New academic year full of 'Promise,' new buildings, and new programs
August 14, 2018 |
From an expanded San Diego Promise to new buildings at Mesa College, a new fire academy at Miramar College, more programming for students with disabilities at San Diego Continuing Education, and new support for veterans at City College, students in the San Diego Community College District will find some big changes when classes begin August 20.
In addition, 2019 will be a historic year as City College celebrates its 105th anniversary, Mesa its 55th anniversary, and Miramar its 50th.
On tap for the new school year:

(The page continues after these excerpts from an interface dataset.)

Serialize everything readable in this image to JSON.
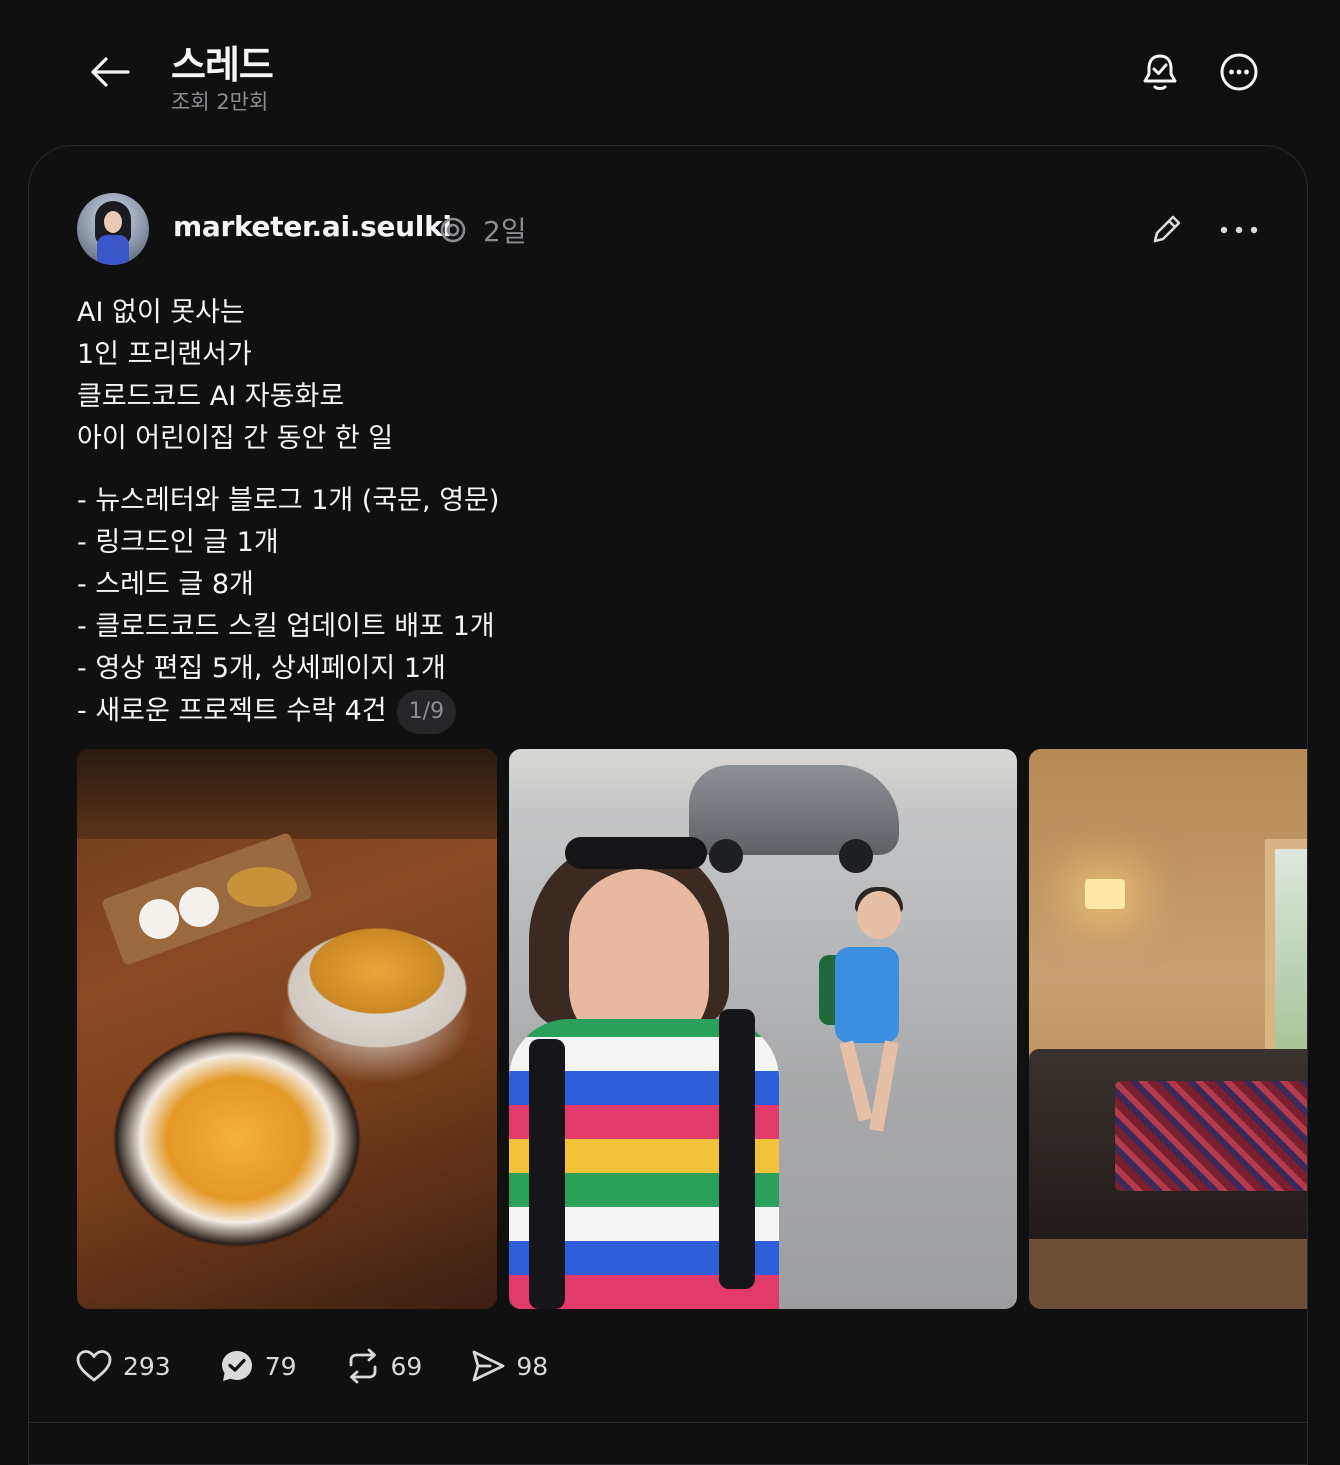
{
  "header": {
    "title": "스레드",
    "subtitle": "조회 2만회"
  },
  "post": {
    "username": "marketer.ai.seulki",
    "time": "2일",
    "lines": [
      "AI 없이 못사는",
      "1인 프리랜서가",
      "클로드코드 AI 자동화로",
      "아이 어린이집 간 동안 한 일"
    ],
    "list": [
      "- 뉴스레터와 블로그 1개 (국문, 영문)",
      "- 링크드인 글 1개",
      "- 스레드 글 8개",
      "- 클로드코드 스킬 업데이트 배포 1개",
      "- 영상 편집 5개, 상세페이지 1개",
      "- 새로운 프로젝트 수락 4건"
    ],
    "page_indicator": "1/9"
  },
  "stats": {
    "likes": "293",
    "replies": "79",
    "reposts": "69",
    "shares": "98"
  },
  "colors": {
    "background": "#0f0f10",
    "text": "#f3f5f7",
    "muted": "#8a8d91",
    "border": "#2a2a2c"
  }
}
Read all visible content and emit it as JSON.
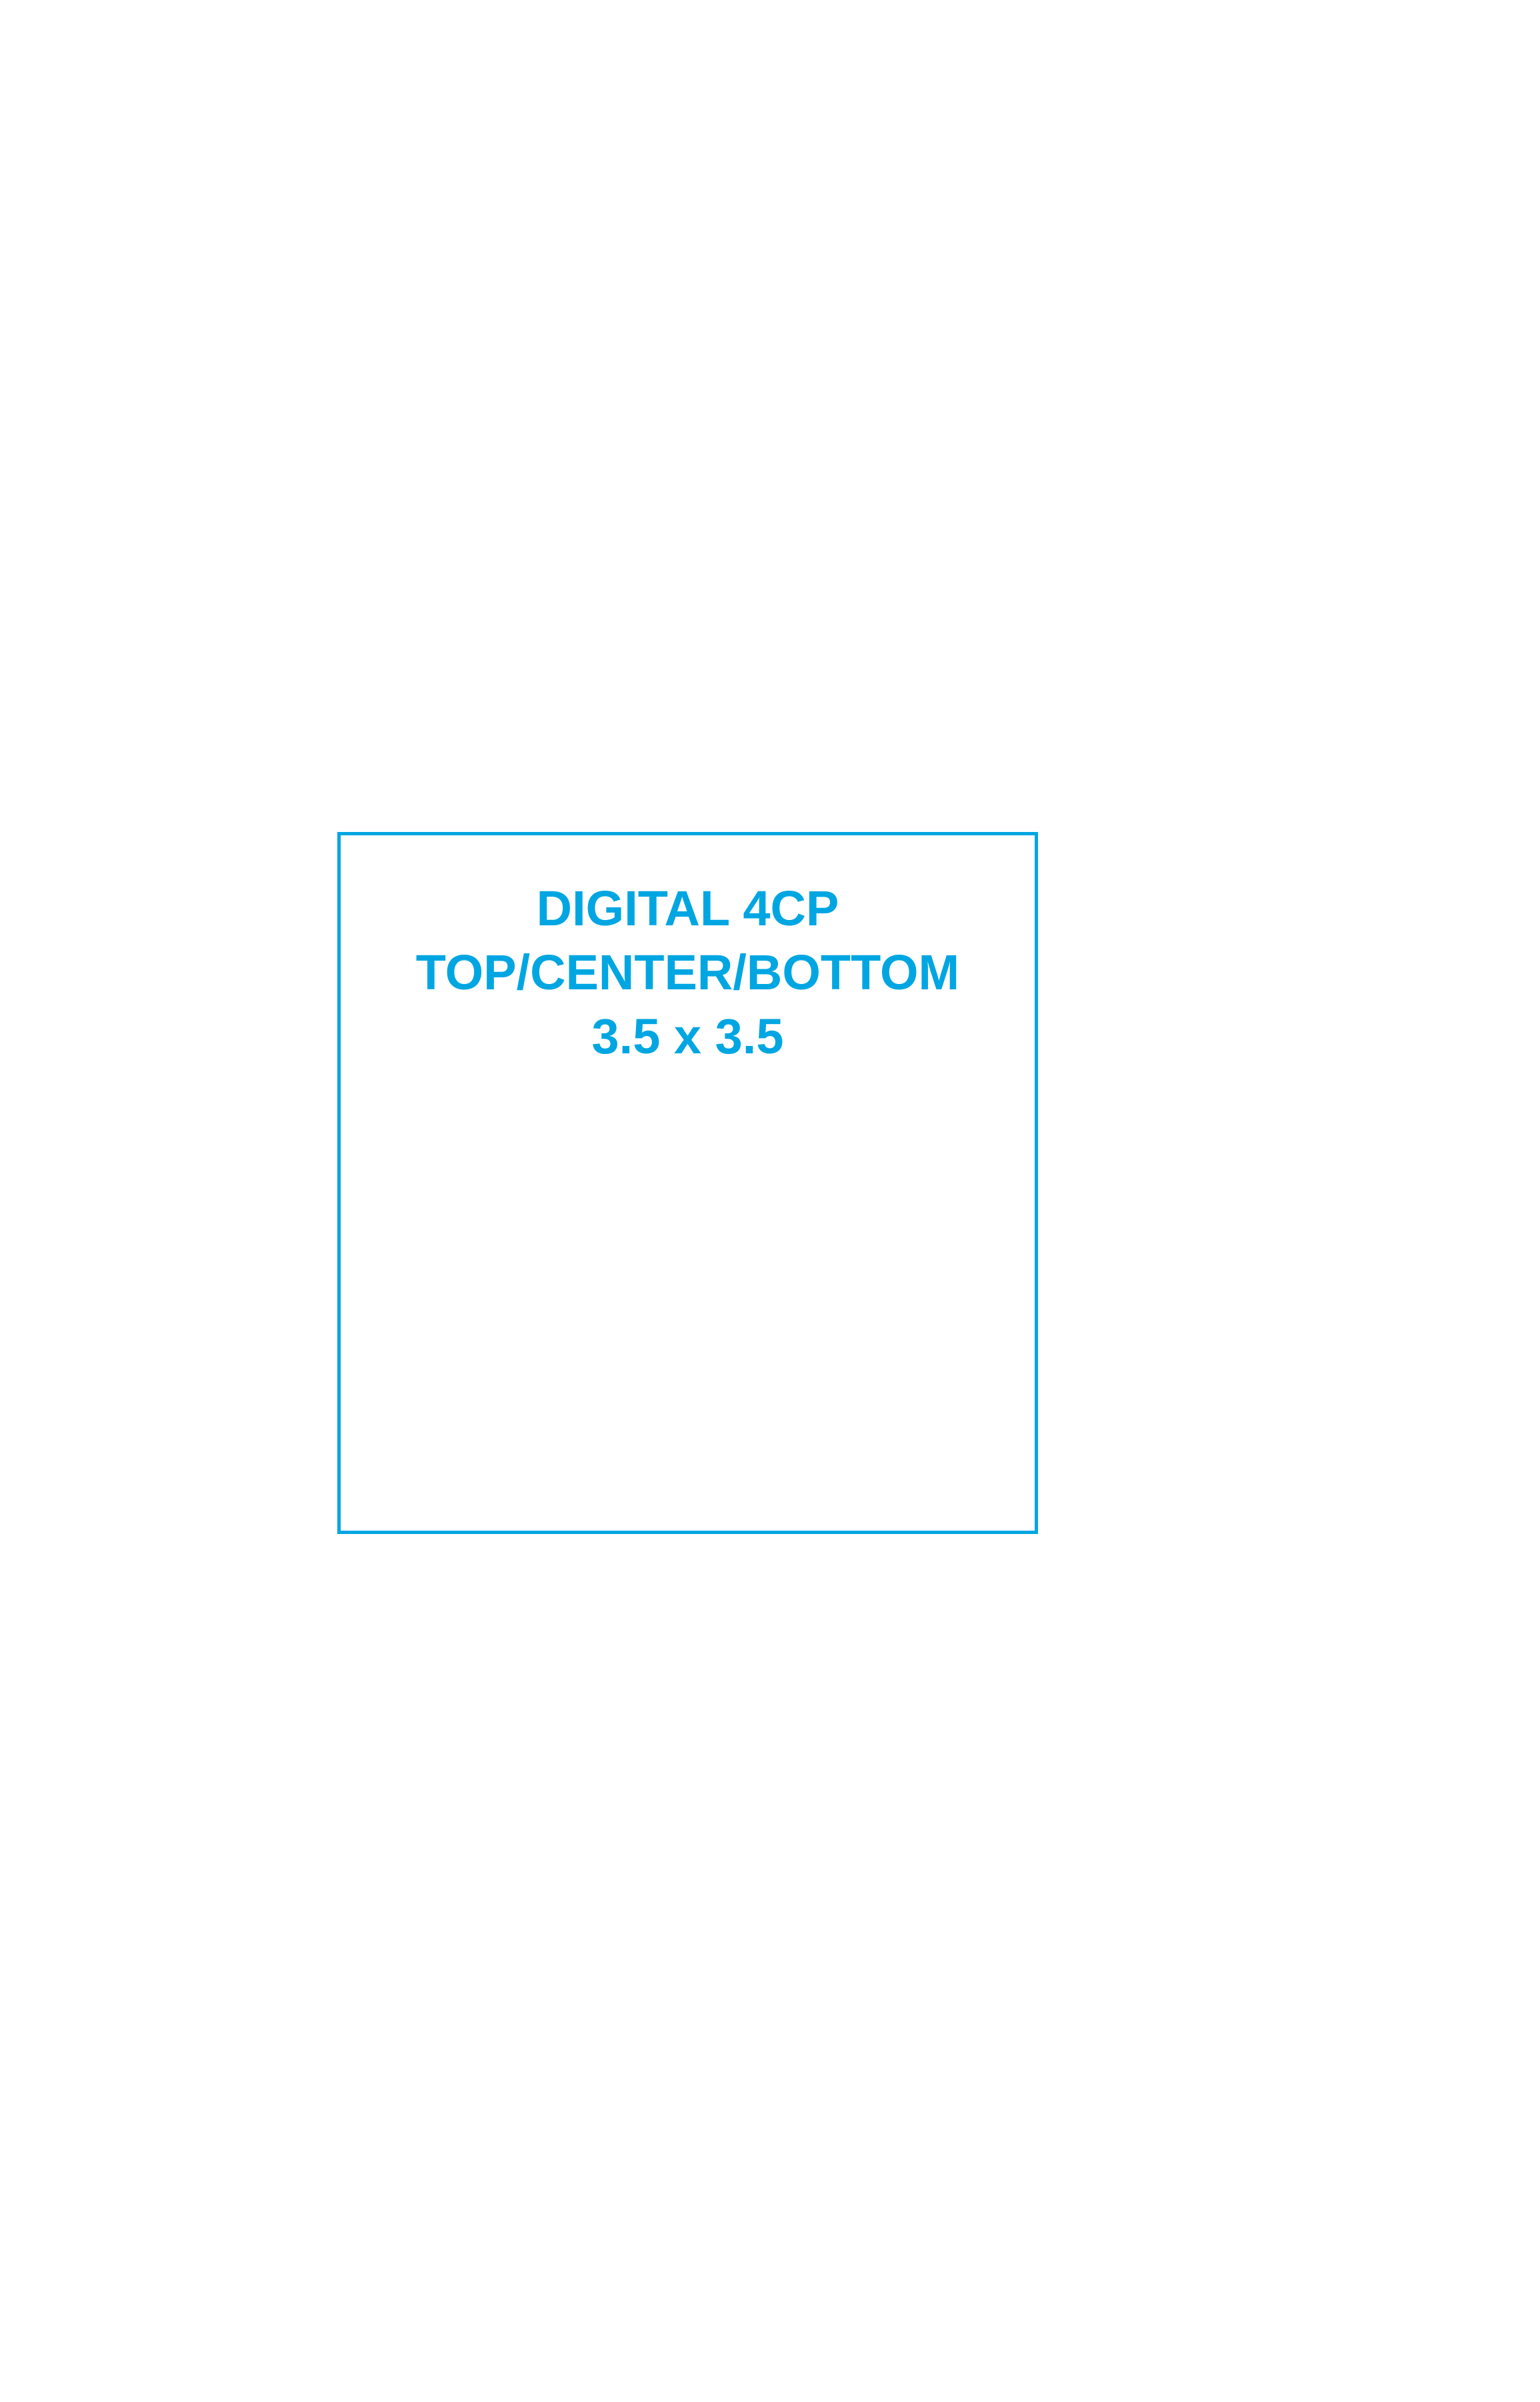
{
  "template": {
    "lines": [
      "DIGITAL 4CP",
      "TOP/CENTER/BOTTOM",
      "3.5 x 3.5"
    ],
    "accent_color": "#00A6E2"
  }
}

The SDCCD is expanding its groundbreaking San Diego Promise to include two tuition-free years of college. Approximately 2,732 new students have signed up for the program for the 2018-19 academic year, which is a big increase over 2016-17 when 186 students participated and 2017-18 when it included 661 students. The expanded program, open to first-time, full-time students at City, Mesa, and Miramar colleges, will cost an estimated $1.86 million this year. Participating students’ first year will be funded through a special allocation in the state budget, and students’ second year will be underwritten through an SDCCD-led fundraising campaign.
At Mesa College, a new $32.4-million Center for Business & Technology funded by voter-approved Proposition N is set to be completed this fall. The Center for Business & Technology will provide nearly 58,000 square feet of space for Mesa’s business, computer, and fashion design programs. In addition, a $14.8-million project also funded by Proposition N is transforming the former I-300 Building into a modern Fine Arts & Dramatic Arts Building. That project, which includes 26,500 square feet of space, also is expected to be completed this fall.
Miramar College is breaking down barriers for working adults looking for firefighting careers through its new Entry Level Firefighter Degree program. The curriculum can be completed within a year, and all 10 courses can be taken in the morning, afternoon, evening, or weekend so students can continue working while training for a new career as a first responder. Students will earn the state and national firefighter certification requirements under the new program. Rather than a traditional fire academy, where recruits are usually sponsored by a local fire department planning to hire them, students at the Entry Level Firefighter Degree Program pay their own way and are placed on a statewide eligibility list for hiring once they finish. Tuition is less than $1,400 and scholarships, financial aid, and GI Bill funding are available.
Responding to student demand, the district is introducing several other new programs and courses. Among them: City College is introducing 26 new courses, along with new associate degree for transfer programs in economics; agriculture plant science; and film, television, and electronic media. Mesa College is offering more than three dozen new courses, along with a new associate of arts degree in humanities and religious studies, a new associate of arts degree in dance, and a new certificate of achievement in creative writing. Miramar College is adding 31 new courses, along with new associate of science degrees in entrepreneurship; financial services; and music – audio production and engineering. In addition, Miramar is adding several new certificate programs, including accountancy for enrolled agents; continuing education for CPA candidates; entrepreneurship; remote pilot (drone navigation); and music – audio production and engineering.
A new 360-hour ESL program at Continuing Education will focus on intermediate and advanced conversational English. Students with disabilities will find even more opportunities to learn through added classes and expanded programming.
At City College, all incoming military veterans will benefit from additional academic support. Student vets will be immersed in the “learning culture” that is a signature of the college’s Mathematics, Engineering, Science Achievement (MESA) program. MESA has helped thousands of students from traditionally underrepresented communities become engineers, scientists, and other mathematics-based professionals through an array of support services and a systematic way of preparing for class, taking notes, reviewing material, and studying for exams.
The SDCCD is the second-largest community college district in California. A student who earns an associate degree from the SDCCD can expect to earn nearly $410,000 more over a working lifetime than someone with just a high school diploma.